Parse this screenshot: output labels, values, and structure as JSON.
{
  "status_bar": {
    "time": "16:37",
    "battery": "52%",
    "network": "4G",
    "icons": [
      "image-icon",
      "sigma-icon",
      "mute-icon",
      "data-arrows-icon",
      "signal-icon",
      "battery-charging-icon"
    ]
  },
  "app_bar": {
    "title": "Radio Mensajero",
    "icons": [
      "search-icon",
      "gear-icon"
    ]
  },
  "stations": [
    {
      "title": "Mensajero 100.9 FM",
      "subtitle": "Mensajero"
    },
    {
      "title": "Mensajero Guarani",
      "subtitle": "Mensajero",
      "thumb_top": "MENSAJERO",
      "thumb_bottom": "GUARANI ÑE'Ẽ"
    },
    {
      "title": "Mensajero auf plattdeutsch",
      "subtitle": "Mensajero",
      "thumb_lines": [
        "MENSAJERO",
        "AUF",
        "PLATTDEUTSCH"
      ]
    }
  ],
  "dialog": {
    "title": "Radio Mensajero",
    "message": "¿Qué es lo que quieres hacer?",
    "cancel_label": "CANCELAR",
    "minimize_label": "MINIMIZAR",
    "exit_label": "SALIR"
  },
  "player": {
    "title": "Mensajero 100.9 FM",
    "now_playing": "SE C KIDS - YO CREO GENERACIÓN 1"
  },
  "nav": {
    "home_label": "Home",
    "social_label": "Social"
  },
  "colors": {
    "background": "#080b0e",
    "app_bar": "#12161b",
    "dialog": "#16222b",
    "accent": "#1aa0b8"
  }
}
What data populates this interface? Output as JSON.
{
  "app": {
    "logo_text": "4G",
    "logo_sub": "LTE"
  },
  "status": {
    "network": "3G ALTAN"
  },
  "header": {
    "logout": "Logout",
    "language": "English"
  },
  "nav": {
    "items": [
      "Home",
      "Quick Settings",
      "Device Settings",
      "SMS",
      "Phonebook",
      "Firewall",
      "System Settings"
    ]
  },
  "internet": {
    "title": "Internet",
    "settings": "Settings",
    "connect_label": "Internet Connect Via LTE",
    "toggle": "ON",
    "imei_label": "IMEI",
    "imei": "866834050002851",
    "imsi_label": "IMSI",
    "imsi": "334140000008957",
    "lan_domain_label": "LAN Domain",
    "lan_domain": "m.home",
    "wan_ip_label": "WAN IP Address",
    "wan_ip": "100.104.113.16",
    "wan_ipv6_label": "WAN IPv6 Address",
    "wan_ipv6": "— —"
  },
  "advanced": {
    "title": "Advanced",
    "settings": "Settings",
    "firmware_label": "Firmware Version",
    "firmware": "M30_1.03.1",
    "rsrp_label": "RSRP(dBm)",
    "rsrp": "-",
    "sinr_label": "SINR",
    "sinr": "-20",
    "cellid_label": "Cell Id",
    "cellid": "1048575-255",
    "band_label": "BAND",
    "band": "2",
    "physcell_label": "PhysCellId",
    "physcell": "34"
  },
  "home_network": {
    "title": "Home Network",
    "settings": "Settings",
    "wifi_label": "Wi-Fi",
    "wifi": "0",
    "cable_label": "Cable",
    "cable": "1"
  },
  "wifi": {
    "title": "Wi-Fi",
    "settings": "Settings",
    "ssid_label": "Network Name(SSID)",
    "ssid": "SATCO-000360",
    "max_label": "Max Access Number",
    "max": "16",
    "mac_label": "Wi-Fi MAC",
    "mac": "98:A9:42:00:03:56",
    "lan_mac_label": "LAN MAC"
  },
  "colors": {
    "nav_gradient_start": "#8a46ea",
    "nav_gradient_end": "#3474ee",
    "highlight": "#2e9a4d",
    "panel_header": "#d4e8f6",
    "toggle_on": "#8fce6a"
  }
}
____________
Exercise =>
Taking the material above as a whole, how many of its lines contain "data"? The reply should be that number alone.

Result of this task =>
2